YOUR ASSIGNMENT: Filter the listing below, please, and copy only the lines with the word "Views".

Start of THE DATA

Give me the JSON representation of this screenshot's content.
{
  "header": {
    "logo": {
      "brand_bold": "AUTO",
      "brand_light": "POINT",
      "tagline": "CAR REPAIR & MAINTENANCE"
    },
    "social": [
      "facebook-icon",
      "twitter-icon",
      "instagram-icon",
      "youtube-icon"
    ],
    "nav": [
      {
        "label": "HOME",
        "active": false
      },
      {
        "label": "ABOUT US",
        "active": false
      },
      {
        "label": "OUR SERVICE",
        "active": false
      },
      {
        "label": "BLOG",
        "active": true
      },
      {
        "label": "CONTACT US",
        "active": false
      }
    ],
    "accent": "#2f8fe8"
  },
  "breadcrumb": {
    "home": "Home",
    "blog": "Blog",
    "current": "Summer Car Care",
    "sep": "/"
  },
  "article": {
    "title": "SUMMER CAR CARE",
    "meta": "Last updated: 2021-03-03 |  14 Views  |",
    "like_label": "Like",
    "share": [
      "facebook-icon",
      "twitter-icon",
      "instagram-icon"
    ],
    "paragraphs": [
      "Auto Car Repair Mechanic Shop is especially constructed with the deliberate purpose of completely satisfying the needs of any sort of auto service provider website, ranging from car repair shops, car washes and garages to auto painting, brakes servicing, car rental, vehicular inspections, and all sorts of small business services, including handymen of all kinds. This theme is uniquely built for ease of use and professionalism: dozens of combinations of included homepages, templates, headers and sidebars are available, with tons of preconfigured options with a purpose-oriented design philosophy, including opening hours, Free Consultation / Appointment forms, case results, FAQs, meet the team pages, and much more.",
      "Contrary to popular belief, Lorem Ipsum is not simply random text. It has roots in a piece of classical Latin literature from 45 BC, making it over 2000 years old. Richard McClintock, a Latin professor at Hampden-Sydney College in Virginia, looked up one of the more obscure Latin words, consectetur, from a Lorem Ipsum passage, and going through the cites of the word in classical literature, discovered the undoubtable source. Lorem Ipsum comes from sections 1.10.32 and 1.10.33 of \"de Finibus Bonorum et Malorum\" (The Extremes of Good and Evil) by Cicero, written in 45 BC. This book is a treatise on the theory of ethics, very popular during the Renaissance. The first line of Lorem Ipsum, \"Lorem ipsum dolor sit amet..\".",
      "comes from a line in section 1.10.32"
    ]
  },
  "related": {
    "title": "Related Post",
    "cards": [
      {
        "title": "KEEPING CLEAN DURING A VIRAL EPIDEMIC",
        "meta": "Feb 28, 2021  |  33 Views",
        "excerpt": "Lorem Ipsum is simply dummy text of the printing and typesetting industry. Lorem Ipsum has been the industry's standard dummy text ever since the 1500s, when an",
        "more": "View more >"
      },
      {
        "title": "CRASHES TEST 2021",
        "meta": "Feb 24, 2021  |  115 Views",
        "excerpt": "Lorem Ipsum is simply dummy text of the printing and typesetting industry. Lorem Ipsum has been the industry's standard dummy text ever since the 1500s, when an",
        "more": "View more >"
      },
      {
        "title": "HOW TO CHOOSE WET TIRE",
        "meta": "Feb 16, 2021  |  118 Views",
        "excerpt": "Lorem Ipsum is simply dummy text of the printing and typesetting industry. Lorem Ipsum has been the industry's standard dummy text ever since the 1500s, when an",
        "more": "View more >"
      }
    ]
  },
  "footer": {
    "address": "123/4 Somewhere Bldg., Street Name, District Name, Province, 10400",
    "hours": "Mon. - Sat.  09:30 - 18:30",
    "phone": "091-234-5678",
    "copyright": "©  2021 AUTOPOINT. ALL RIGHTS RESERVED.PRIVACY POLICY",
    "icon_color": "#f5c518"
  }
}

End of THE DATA

EXERCISE SOLUTION:
    "meta": "Last updated: 2021-03-03 |  14 Views  |",
        "meta": "Feb 28, 2021  |  33 Views",
        "meta": "Feb 24, 2021  |  115 Views",
        "meta": "Feb 16, 2021  |  118 Views",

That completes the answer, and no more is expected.